Could you set down every record exactly as it appears?

(Dataset rows describing interfaces)
****

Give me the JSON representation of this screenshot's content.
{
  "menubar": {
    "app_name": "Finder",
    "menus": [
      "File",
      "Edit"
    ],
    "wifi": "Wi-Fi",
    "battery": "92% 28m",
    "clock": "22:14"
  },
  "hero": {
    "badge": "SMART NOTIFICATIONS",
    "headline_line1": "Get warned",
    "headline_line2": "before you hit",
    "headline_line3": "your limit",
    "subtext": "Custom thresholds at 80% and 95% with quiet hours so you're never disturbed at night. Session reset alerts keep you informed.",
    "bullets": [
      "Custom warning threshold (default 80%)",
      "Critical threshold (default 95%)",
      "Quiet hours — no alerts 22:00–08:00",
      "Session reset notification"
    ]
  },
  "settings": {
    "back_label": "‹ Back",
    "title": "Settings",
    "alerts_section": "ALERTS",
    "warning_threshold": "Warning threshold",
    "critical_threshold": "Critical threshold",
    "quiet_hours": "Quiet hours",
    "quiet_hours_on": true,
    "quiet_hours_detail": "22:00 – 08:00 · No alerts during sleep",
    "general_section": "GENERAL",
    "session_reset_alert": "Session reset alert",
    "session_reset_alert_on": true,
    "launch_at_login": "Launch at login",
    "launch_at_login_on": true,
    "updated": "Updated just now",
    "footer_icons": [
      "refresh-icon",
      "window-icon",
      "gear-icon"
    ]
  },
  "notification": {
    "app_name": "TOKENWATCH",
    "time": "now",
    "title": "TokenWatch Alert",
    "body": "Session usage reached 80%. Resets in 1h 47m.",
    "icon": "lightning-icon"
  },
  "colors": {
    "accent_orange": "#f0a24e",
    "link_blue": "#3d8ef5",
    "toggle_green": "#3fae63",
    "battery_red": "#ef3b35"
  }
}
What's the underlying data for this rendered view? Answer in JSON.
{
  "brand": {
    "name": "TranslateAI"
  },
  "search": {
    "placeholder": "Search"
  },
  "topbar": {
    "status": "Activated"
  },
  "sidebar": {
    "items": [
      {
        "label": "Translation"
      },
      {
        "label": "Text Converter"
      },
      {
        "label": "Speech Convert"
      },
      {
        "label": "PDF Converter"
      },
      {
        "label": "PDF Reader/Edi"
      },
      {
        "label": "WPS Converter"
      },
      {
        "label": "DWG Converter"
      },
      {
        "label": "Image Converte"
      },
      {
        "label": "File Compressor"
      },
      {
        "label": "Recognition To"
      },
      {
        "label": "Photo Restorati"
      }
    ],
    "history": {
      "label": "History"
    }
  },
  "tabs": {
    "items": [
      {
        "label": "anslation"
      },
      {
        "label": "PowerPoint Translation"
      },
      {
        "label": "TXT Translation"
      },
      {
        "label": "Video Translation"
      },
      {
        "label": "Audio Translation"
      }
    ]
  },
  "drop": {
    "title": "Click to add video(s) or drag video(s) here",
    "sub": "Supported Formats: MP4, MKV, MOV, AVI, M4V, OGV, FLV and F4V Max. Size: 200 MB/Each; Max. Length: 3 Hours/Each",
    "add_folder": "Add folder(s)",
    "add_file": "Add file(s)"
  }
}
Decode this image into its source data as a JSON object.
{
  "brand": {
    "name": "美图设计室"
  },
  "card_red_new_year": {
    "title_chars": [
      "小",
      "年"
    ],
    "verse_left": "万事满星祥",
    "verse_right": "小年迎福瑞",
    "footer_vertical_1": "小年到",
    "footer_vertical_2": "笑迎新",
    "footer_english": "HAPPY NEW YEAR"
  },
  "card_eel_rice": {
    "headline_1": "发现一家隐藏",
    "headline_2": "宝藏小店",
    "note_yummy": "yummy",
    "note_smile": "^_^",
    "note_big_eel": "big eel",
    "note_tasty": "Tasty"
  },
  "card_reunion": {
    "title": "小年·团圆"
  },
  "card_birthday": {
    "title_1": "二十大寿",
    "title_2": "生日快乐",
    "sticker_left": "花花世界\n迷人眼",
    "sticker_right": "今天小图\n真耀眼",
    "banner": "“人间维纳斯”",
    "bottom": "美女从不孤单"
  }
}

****

SOLUTION FOR THIS TASK.
Give me the JSON representation of this screenshot's content.
{
  "menubar": {
    "app_name": "Finder",
    "menus": [
      "File",
      "Edit"
    ],
    "wifi": "Wi-Fi",
    "battery": "92% 28m",
    "clock": "22:14"
  },
  "hero": {
    "badge": "SMART NOTIFICATIONS",
    "headline_line1": "Get warned",
    "headline_line2": "before you hit",
    "headline_line3": "your limit",
    "subtext": "Custom thresholds at 80% and 95% with quiet hours so you're never disturbed at night. Session reset alerts keep you informed.",
    "bullets": [
      "Custom warning threshold (default 80%)",
      "Critical threshold (default 95%)",
      "Quiet hours — no alerts 22:00–08:00",
      "Session reset notification"
    ]
  },
  "settings": {
    "back_label": "‹ Back",
    "title": "Settings",
    "alerts_section": "ALERTS",
    "warning_threshold": "Warning threshold",
    "critical_threshold": "Critical threshold",
    "quiet_hours": "Quiet hours",
    "quiet_hours_on": true,
    "quiet_hours_detail": "22:00 – 08:00 · No alerts during sleep",
    "general_section": "GENERAL",
    "session_reset_alert": "Session reset alert",
    "session_reset_alert_on": true,
    "launch_at_login": "Launch at login",
    "launch_at_login_on": true,
    "updated": "Updated just now",
    "footer_icons": [
      "refresh-icon",
      "window-icon",
      "gear-icon"
    ]
  },
  "notification": {
    "app_name": "TOKENWATCH",
    "time": "now",
    "title": "TokenWatch Alert",
    "body": "Session usage reached 80%. Resets in 1h 47m.",
    "icon": "lightning-icon"
  },
  "colors": {
    "accent_orange": "#f0a24e",
    "link_blue": "#3d8ef5",
    "toggle_green": "#3fae63",
    "battery_red": "#ef3b35"
  }
}
What's the underlying data for this rendered view? Answer in JSON.
{
  "brand": {
    "name": "TranslateAI"
  },
  "search": {
    "placeholder": "Search"
  },
  "topbar": {
    "status": "Activated"
  },
  "sidebar": {
    "items": [
      {
        "label": "Translation"
      },
      {
        "label": "Text Converter"
      },
      {
        "label": "Speech Convert"
      },
      {
        "label": "PDF Converter"
      },
      {
        "label": "PDF Reader/Edi"
      },
      {
        "label": "WPS Converter"
      },
      {
        "label": "DWG Converter"
      },
      {
        "label": "Image Converte"
      },
      {
        "label": "File Compressor"
      },
      {
        "label": "Recognition To"
      },
      {
        "label": "Photo Restorati"
      }
    ],
    "history": {
      "label": "History"
    }
  },
  "tabs": {
    "items": [
      {
        "label": "anslation"
      },
      {
        "label": "PowerPoint Translation"
      },
      {
        "label": "TXT Translation"
      },
      {
        "label": "Video Translation"
      },
      {
        "label": "Audio Translation"
      }
    ]
  },
  "drop": {
    "title": "Click to add video(s) or drag video(s) here",
    "sub": "Supported Formats: MP4, MKV, MOV, AVI, M4V, OGV, FLV and F4V Max. Size: 200 MB/Each; Max. Length: 3 Hours/Each",
    "add_folder": "Add folder(s)",
    "add_file": "Add file(s)"
  }
}
Decode this image into its source data as a JSON object.
{
  "brand": {
    "name": "美图设计室"
  },
  "card_red_new_year": {
    "title_chars": [
      "小",
      "年"
    ],
    "verse_left": "万事满星祥",
    "verse_right": "小年迎福瑞",
    "footer_vertical_1": "小年到",
    "footer_vertical_2": "笑迎新",
    "footer_english": "HAPPY NEW YEAR"
  },
  "card_eel_rice": {
    "headline_1": "发现一家隐藏",
    "headline_2": "宝藏小店",
    "note_yummy": "yummy",
    "note_smile": "^_^",
    "note_big_eel": "big eel",
    "note_tasty": "Tasty"
  },
  "card_reunion": {
    "title": "小年·团圆"
  },
  "card_birthday": {
    "title_1": "二十大寿",
    "title_2": "生日快乐",
    "sticker_left": "花花世界\n迷人眼",
    "sticker_right": "今天小图\n真耀眼",
    "banner": "“人间维纳斯”",
    "bottom": "美女从不孤单"
  }
}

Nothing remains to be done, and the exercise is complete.